* Listed records:
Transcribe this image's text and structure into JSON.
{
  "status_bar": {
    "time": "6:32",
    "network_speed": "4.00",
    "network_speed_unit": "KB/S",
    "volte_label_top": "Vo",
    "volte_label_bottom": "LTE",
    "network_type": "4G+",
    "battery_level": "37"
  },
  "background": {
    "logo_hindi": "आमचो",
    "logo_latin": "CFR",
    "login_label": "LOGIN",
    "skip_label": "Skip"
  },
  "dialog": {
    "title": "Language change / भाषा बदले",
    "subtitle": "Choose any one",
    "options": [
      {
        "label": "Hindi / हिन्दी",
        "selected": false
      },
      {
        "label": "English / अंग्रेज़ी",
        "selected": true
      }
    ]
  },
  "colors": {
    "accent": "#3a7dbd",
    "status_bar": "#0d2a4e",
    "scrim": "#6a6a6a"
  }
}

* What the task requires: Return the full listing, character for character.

* Written answer:
Transcribe this image's text and structure into JSON.
{
  "status_bar": {
    "time": "6:32",
    "network_speed": "4.00",
    "network_speed_unit": "KB/S",
    "volte_label_top": "Vo",
    "volte_label_bottom": "LTE",
    "network_type": "4G+",
    "battery_level": "37"
  },
  "background": {
    "logo_hindi": "आमचो",
    "logo_latin": "CFR",
    "login_label": "LOGIN",
    "skip_label": "Skip"
  },
  "dialog": {
    "title": "Language change / भाषा बदले",
    "subtitle": "Choose any one",
    "options": [
      {
        "label": "Hindi / हिन्दी",
        "selected": false
      },
      {
        "label": "English / अंग्रेज़ी",
        "selected": true
      }
    ]
  },
  "colors": {
    "accent": "#3a7dbd",
    "status_bar": "#0d2a4e",
    "scrim": "#6a6a6a"
  }
}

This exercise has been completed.